The thriving demand for Toronto condos in the past decade has been fueled by the scarcity of downtown land, historically low interest rates, and the growing desire to live near work and entertainment. Many building developers are targeting young professionals, who are looking for their first place near the TTC, nightlife and other entertainment hotspots.
It’s not just the young professionals though. As average housing prices increased, condo ownership began to rise and diversify (see chart below). According to Toronto Life, “only 20% of condo owners in Toronto are under 35. Roughly a quarter are seniors, and the rest, about 55%, are in their 30s, 40s and 50s, well into their child-rearing years”.
Furthermore, according to Urbanation, homeowners in Toronto are facing rapidly rising prices for ground level housing and are driving up demand in Toronto’s condominium market, as buyers are increasingly looking for larger units.

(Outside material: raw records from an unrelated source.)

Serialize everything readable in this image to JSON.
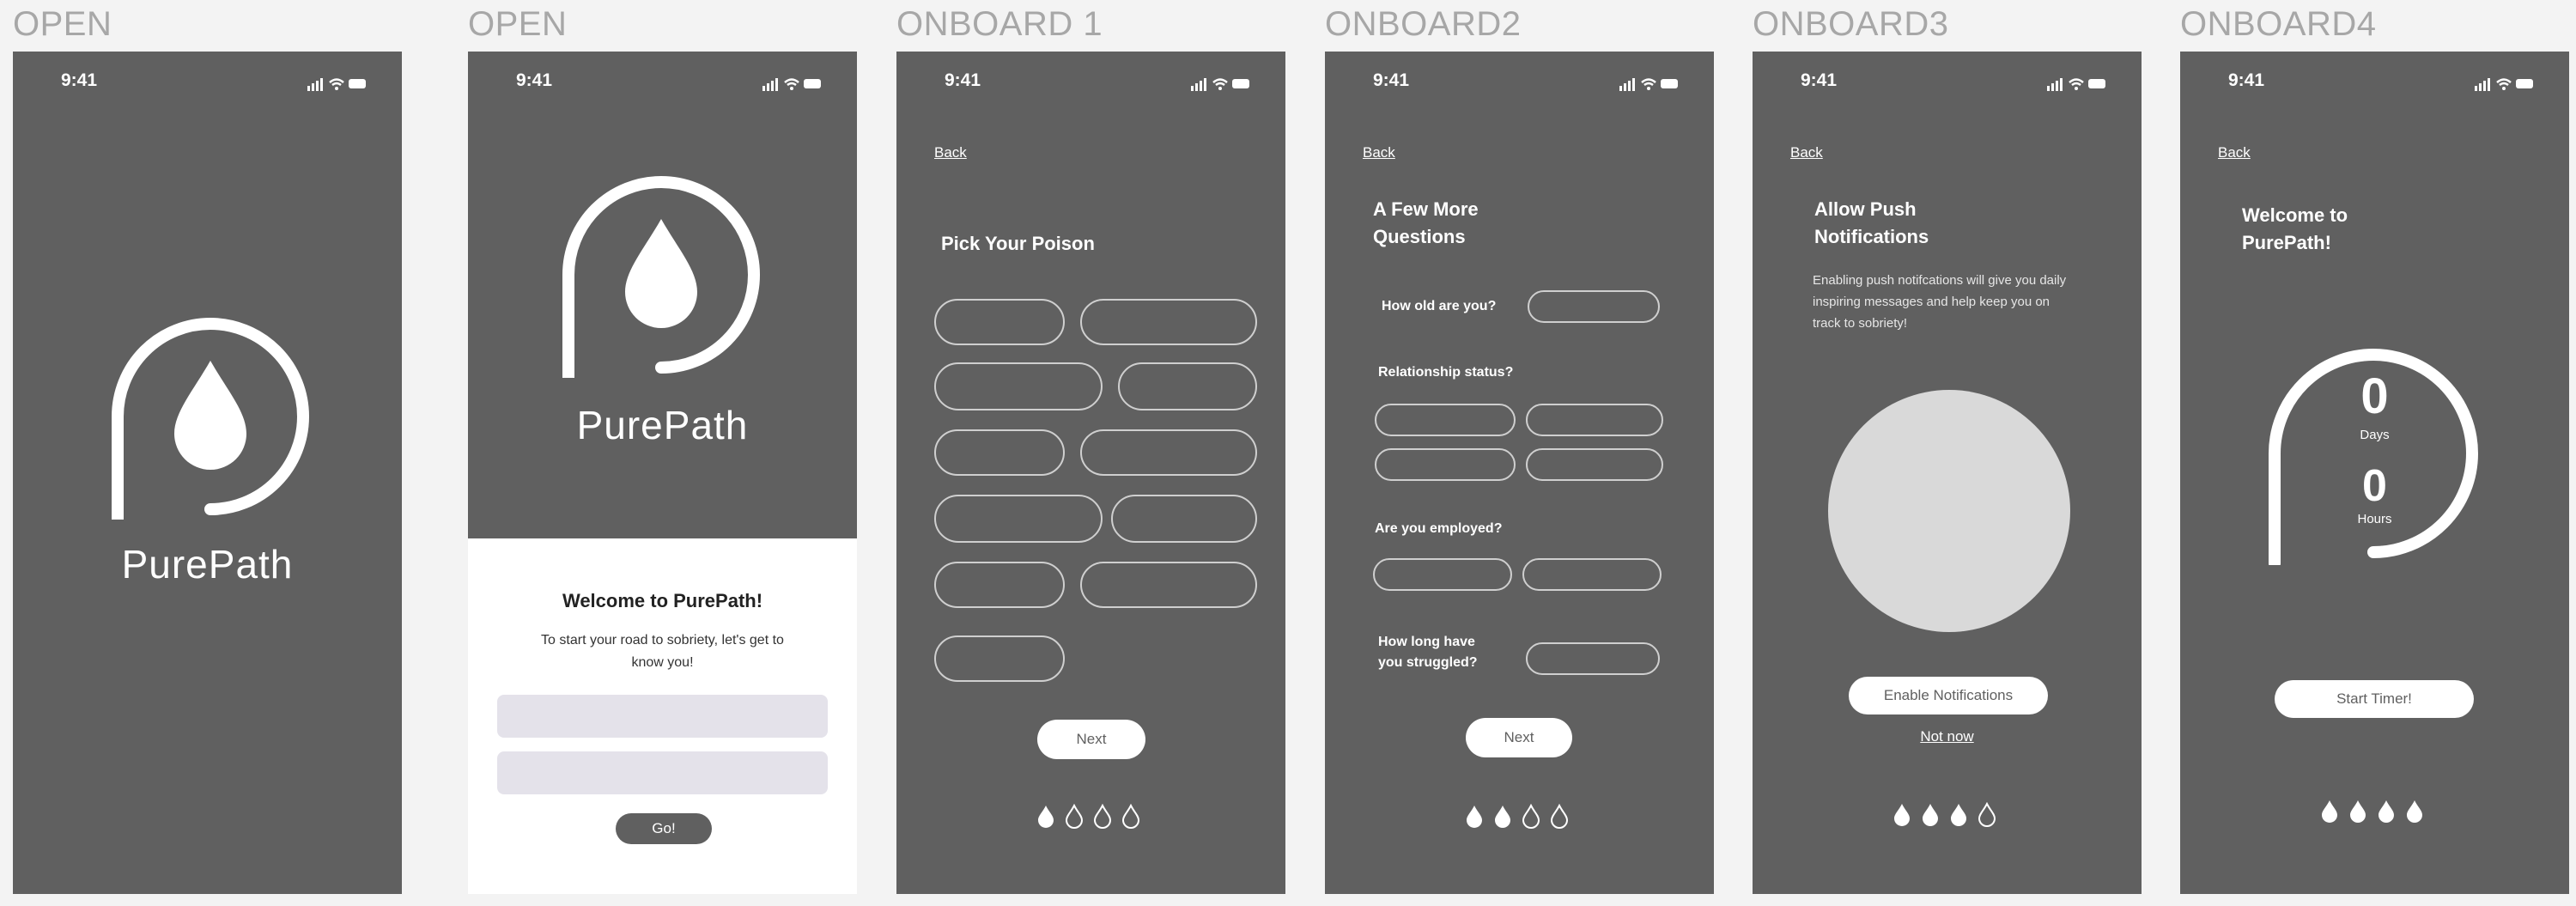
{
  "status_time": "9:41",
  "frames": [
    {
      "title": "OPEN",
      "brand": "PurePath"
    },
    {
      "title": "OPEN",
      "brand": "PurePath",
      "welcome_title": "Welcome to PurePath!",
      "welcome_body": "To start your road to sobriety, let's get to know you!",
      "go_label": "Go!"
    },
    {
      "title": "ONBOARD 1",
      "back": "Back",
      "heading": "Pick Your Poison",
      "next": "Next"
    },
    {
      "title": "ONBOARD2",
      "back": "Back",
      "heading_line1": "A Few More",
      "heading_line2": "Questions",
      "q1": "How old are you?",
      "q2": "Relationship status?",
      "q3": "Are you employed?",
      "q4_line1": "How long have",
      "q4_line2": "you struggled?",
      "next": "Next"
    },
    {
      "title": "ONBOARD3",
      "back": "Back",
      "heading_line1": "Allow Push",
      "heading_line2": "Notifications",
      "body": "Enabling push notifcations will give you daily inspiring messages and help keep you on track to sobriety!",
      "enable": "Enable Notifications",
      "not_now": "Not now"
    },
    {
      "title": "ONBOARD4",
      "back": "Back",
      "heading_line1": "Welcome to",
      "heading_line2": "PurePath!",
      "days_value": "0",
      "days_label": "Days",
      "hours_value": "0",
      "hours_label": "Hours",
      "start": "Start Timer!"
    }
  ],
  "progress": {
    "onboard1": 1,
    "onboard2": 2,
    "onboard3": 3,
    "onboard4": 4,
    "total": 4
  },
  "colors": {
    "phone_bg": "#606060",
    "white": "#ffffff",
    "pill_border": "#cfcfcf",
    "input_fill": "#e4e2ea",
    "go_button": "#606060",
    "circle_placeholder": "#d9d9d9"
  }
}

Shaun Hildebrand, VP of Urbanation, said “with not a lot of supply of these [larger] units in the resale market, new condos have seen rising demand, which is leading developers to shift strategies and include more two-bedroom and three-bedroom units”. These two or three bedroom units are often priced at a premium; some even occupied by 4 or 5 students who have pooled their money together.
Sales & Average Price by Condos October 2016

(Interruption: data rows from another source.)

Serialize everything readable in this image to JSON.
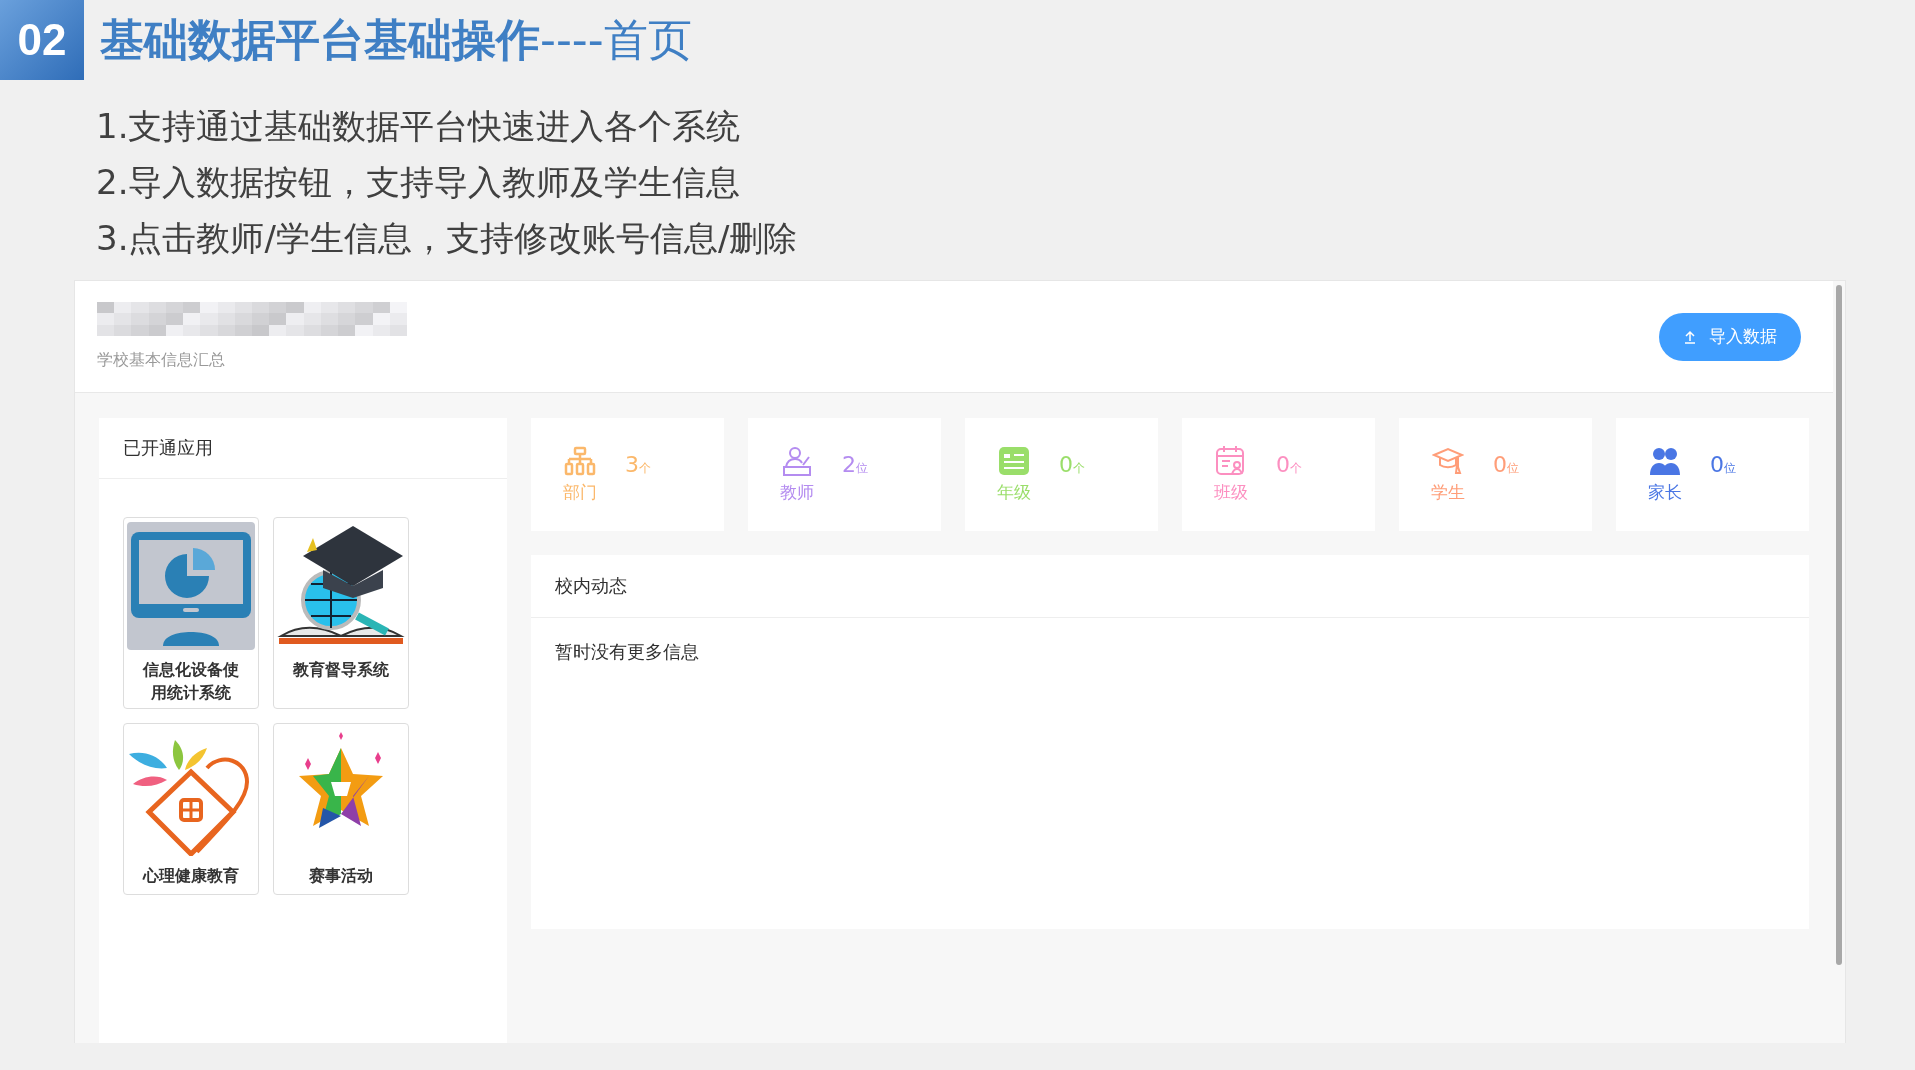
{
  "slide": {
    "number": "02",
    "title": "**基础数据平台基础操作**----首页",
    "bullets": [
      "1.支持通过基础数据平台快速进入各个系统",
      "2.导入数据按钮，支持导入教师及学生信息",
      "3.点击教师/学生信息，支持修改账号信息/删除"
    ]
  },
  "app": {
    "subtitle": "学校基本信息汇总",
    "import_button": "导入数据",
    "apps_panel": {
      "title": "已开通应用",
      "apps": [
        {
          "name": "信息化设备使用统计系统"
        },
        {
          "name": "教育督导系统"
        },
        {
          "name": "心理健康教育"
        },
        {
          "name": "赛事活动"
        }
      ]
    },
    "stats": [
      {
        "label": "部门",
        "value": "3",
        "unit": "个",
        "color": "#fbb86b"
      },
      {
        "label": "教师",
        "value": "2",
        "unit": "位",
        "color": "#b48cf0"
      },
      {
        "label": "年级",
        "value": "0",
        "unit": "个",
        "color": "#9ade6a"
      },
      {
        "label": "班级",
        "value": "0",
        "unit": "个",
        "color": "#fc8fc0"
      },
      {
        "label": "学生",
        "value": "0",
        "unit": "位",
        "color": "#ff9d78"
      },
      {
        "label": "家长",
        "value": "0",
        "unit": "位",
        "color": "#4a76e4"
      }
    ],
    "news": {
      "title": "校内动态",
      "empty_text": "暂时没有更多信息"
    }
  }
}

This chart shows the sales and average price by condos in October 2016 and year-over-year percent change from the same month last year. A 12.5% rise in total average price did not deter home buyers from purchasing condos, with an increase of 22.2% in total sales when compared to 2015.